**THE DATA**
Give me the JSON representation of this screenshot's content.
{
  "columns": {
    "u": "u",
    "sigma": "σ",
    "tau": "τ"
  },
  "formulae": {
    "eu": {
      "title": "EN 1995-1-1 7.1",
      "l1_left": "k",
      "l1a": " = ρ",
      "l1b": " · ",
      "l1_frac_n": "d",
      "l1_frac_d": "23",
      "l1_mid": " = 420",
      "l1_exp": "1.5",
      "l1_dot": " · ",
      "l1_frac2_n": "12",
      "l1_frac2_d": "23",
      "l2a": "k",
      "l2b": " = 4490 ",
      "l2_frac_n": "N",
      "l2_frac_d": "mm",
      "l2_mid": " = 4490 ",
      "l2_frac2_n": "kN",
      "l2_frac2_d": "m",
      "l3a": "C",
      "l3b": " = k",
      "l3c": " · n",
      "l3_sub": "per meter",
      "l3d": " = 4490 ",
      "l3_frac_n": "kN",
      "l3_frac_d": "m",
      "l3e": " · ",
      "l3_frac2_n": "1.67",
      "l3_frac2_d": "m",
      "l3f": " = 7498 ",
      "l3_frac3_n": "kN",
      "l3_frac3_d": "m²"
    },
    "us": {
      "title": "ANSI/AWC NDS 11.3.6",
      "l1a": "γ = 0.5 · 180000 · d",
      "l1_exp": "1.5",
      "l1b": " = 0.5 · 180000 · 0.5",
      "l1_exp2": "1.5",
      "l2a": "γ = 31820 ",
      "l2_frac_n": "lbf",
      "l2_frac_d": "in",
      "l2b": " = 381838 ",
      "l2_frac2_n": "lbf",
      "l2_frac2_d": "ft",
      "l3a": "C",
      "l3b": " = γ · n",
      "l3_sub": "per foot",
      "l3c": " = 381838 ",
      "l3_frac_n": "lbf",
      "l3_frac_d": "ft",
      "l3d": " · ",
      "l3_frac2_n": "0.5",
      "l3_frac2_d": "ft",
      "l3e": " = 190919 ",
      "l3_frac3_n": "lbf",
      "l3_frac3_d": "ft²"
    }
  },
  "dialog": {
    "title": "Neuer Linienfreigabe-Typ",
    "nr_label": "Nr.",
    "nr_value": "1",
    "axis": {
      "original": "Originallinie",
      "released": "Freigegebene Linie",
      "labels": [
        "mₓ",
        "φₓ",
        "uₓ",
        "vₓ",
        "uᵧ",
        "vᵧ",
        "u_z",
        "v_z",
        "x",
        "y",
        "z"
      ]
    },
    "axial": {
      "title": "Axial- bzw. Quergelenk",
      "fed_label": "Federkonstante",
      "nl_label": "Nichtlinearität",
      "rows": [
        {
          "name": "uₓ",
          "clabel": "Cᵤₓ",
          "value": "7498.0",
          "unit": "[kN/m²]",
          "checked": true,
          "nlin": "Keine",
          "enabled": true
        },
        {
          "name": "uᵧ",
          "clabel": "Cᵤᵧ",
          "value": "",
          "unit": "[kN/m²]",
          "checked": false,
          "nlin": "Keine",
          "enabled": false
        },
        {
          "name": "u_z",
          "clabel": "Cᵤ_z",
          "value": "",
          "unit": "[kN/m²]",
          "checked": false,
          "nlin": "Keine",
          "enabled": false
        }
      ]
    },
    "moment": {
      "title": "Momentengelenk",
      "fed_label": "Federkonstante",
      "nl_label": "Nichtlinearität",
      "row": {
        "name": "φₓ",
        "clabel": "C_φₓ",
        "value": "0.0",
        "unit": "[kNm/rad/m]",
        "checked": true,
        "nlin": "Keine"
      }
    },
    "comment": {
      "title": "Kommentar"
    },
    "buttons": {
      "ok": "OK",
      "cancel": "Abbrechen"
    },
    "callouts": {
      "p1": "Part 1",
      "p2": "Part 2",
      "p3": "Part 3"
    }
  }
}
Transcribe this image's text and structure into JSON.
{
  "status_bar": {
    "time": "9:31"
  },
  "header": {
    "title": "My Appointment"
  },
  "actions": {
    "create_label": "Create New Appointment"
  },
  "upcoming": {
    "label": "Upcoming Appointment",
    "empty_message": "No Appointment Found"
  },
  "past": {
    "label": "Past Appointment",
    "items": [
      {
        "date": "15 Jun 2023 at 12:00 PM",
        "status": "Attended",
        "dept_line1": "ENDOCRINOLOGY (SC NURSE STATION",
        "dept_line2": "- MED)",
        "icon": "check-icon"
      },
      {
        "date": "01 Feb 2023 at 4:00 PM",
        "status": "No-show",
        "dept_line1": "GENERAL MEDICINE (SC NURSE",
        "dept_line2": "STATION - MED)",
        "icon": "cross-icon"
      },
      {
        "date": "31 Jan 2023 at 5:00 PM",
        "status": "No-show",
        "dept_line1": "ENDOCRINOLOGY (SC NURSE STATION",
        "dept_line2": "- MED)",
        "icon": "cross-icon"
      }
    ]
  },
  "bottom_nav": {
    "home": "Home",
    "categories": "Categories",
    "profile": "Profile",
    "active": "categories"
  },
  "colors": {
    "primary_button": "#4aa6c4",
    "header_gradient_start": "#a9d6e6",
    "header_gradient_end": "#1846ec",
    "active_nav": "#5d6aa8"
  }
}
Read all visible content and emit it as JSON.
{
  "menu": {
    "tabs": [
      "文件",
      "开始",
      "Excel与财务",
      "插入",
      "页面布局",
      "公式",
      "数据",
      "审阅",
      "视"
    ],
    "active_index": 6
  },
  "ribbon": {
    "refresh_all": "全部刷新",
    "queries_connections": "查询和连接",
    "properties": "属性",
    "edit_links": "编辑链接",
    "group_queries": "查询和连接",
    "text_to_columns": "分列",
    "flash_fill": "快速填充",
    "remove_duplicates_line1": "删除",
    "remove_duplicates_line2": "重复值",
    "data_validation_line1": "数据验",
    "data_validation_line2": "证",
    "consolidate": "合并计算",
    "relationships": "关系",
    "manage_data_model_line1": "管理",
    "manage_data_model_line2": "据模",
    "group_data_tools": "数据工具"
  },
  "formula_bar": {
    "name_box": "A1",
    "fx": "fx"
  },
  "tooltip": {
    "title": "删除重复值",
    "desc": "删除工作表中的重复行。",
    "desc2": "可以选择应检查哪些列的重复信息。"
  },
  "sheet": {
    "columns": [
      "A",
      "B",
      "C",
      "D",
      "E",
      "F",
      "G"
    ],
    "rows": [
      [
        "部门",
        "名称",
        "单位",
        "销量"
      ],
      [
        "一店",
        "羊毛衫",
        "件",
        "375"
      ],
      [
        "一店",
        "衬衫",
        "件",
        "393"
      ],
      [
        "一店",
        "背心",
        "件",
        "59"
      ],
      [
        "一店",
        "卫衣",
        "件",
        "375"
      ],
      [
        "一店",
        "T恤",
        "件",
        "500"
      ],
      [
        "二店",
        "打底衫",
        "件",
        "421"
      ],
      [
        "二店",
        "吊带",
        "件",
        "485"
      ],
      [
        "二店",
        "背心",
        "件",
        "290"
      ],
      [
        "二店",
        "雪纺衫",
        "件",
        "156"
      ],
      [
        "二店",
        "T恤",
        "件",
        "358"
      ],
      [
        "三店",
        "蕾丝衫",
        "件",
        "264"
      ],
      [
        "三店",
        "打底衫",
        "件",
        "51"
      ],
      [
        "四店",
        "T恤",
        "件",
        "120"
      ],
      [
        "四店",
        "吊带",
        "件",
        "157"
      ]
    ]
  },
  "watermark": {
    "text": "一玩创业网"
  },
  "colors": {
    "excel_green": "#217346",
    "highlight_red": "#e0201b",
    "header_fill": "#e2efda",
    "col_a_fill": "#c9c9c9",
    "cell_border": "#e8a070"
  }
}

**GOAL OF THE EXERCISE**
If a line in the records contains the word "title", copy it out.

**WRITTEN REPLY**
      "title": "EN 1995-1-1 7.1",
      "title": "ANSI/AWC NDS 11.3.6",
    "title": "Neuer Linienfreigabe-Typ",
      "title": "Axial- bzw. Quergelenk",
      "title": "Momentengelenk",
      "title": "Kommentar"
    "title": "My Appointment"
    "title": "删除重复值",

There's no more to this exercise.